Kate wakes up in the hands of Izon authorities in an unknown factory. She gives them the necklace, but because of their confidentiality, she is shot in the head and killed by one of the Izon operatives. An Izon authority reports that "Phase 2 is terminated", as the operatives leave the facility.
- Kari Matchett as Kate Filmore, who is a psychotherapist. She is portrayed as the most empathetic character in the group.
- Geraint Wyn Davies as Simon Grady, a private detective hired to locate a young woman named Becky Young who is missing.
- Grace Lynn Kung as Alexandra "Sasha" Trusk, a blind teenager and a professional computer hacker.
- Neil Crone as Jerry Whitehall, an engineer who worked on the hypercube's touch panels for the doors. He is shown to have an understanding of Quantum physics.
- Matthew Ferguson as Max Riesler, a computer hacker and game developer.
- Lindsey Connell as Julia Sewell, an LA defense lawyer representing Izon.
- Greer Kent as Becky Young, a missing young Izon worker whose parents hired Simon Grady to find her.
- Bruce Gray as Colonel Thomas H. Maguire, a man who is intimately linked with at least the first Cube.

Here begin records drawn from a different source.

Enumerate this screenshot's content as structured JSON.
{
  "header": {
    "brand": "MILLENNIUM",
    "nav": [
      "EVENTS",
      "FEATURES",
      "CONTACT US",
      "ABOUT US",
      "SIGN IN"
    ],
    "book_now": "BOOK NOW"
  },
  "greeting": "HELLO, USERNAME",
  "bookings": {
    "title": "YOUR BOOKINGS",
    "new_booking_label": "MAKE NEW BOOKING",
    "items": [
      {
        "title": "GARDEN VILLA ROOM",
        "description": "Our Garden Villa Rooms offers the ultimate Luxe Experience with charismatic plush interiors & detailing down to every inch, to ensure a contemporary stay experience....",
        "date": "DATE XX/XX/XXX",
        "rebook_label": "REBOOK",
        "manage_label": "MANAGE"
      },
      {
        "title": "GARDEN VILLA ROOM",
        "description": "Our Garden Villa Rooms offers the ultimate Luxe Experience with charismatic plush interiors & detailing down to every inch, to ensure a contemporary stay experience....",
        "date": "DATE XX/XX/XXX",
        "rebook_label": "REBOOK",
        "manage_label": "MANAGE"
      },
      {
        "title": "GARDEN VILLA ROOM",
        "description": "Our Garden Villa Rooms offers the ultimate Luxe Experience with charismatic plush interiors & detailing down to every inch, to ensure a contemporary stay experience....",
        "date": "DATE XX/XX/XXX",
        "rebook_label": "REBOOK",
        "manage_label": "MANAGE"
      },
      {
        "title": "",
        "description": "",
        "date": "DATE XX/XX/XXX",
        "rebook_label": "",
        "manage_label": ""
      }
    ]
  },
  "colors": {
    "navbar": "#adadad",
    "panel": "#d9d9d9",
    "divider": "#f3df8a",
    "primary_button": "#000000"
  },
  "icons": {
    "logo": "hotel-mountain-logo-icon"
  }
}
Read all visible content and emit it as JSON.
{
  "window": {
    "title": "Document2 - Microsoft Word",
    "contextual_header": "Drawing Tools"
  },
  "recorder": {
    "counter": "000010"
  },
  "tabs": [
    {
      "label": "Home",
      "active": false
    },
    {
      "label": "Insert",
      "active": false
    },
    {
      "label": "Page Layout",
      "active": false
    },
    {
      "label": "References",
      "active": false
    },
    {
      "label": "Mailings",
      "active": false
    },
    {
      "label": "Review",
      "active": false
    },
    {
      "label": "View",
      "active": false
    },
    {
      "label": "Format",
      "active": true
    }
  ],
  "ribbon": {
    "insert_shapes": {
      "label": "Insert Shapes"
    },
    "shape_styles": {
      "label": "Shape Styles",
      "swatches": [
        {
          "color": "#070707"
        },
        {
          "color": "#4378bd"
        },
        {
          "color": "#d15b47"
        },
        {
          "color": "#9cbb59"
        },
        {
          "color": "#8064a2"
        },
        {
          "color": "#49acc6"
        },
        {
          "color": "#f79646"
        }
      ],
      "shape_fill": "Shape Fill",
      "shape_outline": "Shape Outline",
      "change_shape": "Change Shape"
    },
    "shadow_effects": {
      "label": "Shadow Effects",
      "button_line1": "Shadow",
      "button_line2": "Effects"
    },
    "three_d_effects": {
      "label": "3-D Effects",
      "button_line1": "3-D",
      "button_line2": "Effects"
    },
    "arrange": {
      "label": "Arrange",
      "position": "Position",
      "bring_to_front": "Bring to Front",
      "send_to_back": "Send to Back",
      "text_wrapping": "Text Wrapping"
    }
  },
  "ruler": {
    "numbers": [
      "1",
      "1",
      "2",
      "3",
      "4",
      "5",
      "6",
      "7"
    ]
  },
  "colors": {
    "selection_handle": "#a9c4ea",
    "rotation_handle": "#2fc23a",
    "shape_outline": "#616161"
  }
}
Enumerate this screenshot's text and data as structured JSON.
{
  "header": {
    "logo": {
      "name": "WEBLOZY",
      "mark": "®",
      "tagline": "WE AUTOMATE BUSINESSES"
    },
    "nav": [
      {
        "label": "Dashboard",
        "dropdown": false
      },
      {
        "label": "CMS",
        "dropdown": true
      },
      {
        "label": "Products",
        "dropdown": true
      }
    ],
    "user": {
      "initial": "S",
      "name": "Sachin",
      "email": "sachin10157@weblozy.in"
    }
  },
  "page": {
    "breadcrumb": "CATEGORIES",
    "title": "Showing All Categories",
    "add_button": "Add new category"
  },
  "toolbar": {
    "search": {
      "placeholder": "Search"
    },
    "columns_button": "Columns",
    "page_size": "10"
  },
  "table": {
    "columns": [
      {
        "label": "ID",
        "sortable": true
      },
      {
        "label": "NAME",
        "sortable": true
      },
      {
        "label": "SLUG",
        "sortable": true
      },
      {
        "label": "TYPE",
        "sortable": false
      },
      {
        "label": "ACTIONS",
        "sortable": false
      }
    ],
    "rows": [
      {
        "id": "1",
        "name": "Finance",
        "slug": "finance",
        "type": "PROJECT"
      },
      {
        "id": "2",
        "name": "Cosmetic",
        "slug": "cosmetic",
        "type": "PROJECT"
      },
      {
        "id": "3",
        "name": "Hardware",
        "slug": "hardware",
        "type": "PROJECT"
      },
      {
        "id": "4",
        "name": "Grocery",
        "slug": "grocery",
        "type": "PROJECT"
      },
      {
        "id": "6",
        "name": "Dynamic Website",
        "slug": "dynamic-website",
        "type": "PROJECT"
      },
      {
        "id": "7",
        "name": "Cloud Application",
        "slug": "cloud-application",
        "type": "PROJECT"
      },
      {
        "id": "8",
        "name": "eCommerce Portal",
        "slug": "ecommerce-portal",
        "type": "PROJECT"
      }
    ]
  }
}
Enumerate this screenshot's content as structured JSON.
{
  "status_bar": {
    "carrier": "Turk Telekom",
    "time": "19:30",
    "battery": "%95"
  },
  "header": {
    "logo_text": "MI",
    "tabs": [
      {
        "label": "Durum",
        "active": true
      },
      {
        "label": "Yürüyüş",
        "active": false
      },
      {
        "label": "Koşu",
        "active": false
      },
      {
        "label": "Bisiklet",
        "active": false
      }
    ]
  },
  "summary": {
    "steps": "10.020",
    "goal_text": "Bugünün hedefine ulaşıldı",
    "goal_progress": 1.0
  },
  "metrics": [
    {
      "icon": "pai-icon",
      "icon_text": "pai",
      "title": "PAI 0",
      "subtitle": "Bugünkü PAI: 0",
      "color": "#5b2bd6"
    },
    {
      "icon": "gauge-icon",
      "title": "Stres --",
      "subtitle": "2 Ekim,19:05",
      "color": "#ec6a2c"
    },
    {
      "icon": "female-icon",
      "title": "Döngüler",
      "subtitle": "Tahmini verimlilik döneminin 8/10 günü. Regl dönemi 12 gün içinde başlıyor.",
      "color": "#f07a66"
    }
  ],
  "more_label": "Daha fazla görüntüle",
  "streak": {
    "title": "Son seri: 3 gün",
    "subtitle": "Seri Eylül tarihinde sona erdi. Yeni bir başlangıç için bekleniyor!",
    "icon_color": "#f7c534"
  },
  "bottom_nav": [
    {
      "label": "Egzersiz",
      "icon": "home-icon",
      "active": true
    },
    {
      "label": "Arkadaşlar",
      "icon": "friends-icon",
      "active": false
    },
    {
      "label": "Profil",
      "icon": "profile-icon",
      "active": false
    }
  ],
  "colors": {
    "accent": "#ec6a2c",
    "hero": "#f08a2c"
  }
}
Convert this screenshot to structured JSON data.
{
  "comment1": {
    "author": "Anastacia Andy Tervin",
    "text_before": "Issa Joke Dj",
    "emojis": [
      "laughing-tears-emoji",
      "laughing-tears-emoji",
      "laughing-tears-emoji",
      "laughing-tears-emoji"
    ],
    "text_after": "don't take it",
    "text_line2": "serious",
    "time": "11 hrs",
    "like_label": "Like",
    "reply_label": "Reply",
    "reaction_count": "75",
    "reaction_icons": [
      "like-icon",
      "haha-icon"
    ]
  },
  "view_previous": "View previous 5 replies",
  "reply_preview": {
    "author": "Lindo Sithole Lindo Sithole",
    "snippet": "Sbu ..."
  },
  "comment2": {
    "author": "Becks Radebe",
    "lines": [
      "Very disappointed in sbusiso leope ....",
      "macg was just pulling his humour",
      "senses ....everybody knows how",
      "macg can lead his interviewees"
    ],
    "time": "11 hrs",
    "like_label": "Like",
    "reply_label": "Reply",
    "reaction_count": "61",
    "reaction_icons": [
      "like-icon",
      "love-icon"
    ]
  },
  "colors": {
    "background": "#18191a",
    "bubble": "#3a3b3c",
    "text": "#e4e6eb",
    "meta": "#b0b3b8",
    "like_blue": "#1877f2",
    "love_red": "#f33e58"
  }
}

- Barbara Gordon as Mrs. Paley, a retired theoretical mathematician who worked for Izon.
- Andrew Scorer as Dr. Phil Rosenzweig, a Nobel Prize nominee, former colleague of Mrs. Paley, and former employee of Izon.
- Paul Robbins as Tracton.
- Philip Akin as The General.
The longer alternate ending included in the special features on the DVD reveals the "owners" to be the government; in the shorter version it is unclear who they are, but it is assumed they are Izon. Kate is executed in both versions, but she is praised for being the first operative to make it out alive. In the alternate ending it is revealed to Kate that she was in the Hypercube for just six minutes and fifty-nine seconds. It was an experiment used for quantum teleportation.
The original screenplay written by Sean Hood, which was subsequently rewritten by producer Ernie Barbarash, had a substantially different plot, theme, and characters, as well as a set of over 70 production illustrations, which visualized quite different traps, environments, and four-dimensional concepts.
Hypercube premiered at the München Fantasy Filmfest on 29 July 2002 and was later released on DVD on 15 April 2003.
Cube 2: Hypercube holds a rating of 45% on Rotten Tomatoes. Reviews are mixed, with Sci-Fi Movie Page and Film Threat giving positive ratings for the movie, and sites such as JoBlo.com and DVD Verdict panning it. EfilmCritic.com wrote that "while the acting isn't quite top-shelf, the cast is still serviceable enough to carry the increasing claustrophobia and confusion that sets in, and they're all quite likable in their own B movie way."
Bloody Disgusting wrote, "With pacing that's snail-like slow at times mixed with the horrid FX and lack of unique kill scenes, the film falls way short of my expectations, especially after waiting six years! But if you are a big fan of the first Cube, and expect a little less, you will enjoy Cube 2: Hypercube."
- Simulated reality
- QBism — a controversial application of Bayesian probabilities to quantum mechanics
- "Cube 2: Hypercube (15)". British Board of Film Classification. 25 February 2003. Retrieved 20 October 2019. The BBFC classification is for video, meaning it includes 4% PAL speed-up. The film's true runtime is 94:03
- Cube 2: Hypercube | Box Office Mojo
- Sci-Fi Squad (2006) SFS Movie Club Discussion: Cube 2: Hypercube (With Special Guest Sean Hood) Retrieved May 19, 2010
- "Cube 2: Hypercube (2002)". Moviefone.
- "Cube 2 - Hypercube (2003)". Rotten Tomatoes. Retrieved 6 November 2018.
- Cube 2: Hypercube Sci-Fi Movie Page
- Cube 2: Hypercube Film Threat
- Cube 2:Hypercube JoBlo.com
- Cube 2: Hypercube DVD Verdict
- Cube 2: Hypercube EfilmCritic.com
- Cube 2: Hypercube Bloody Disgusting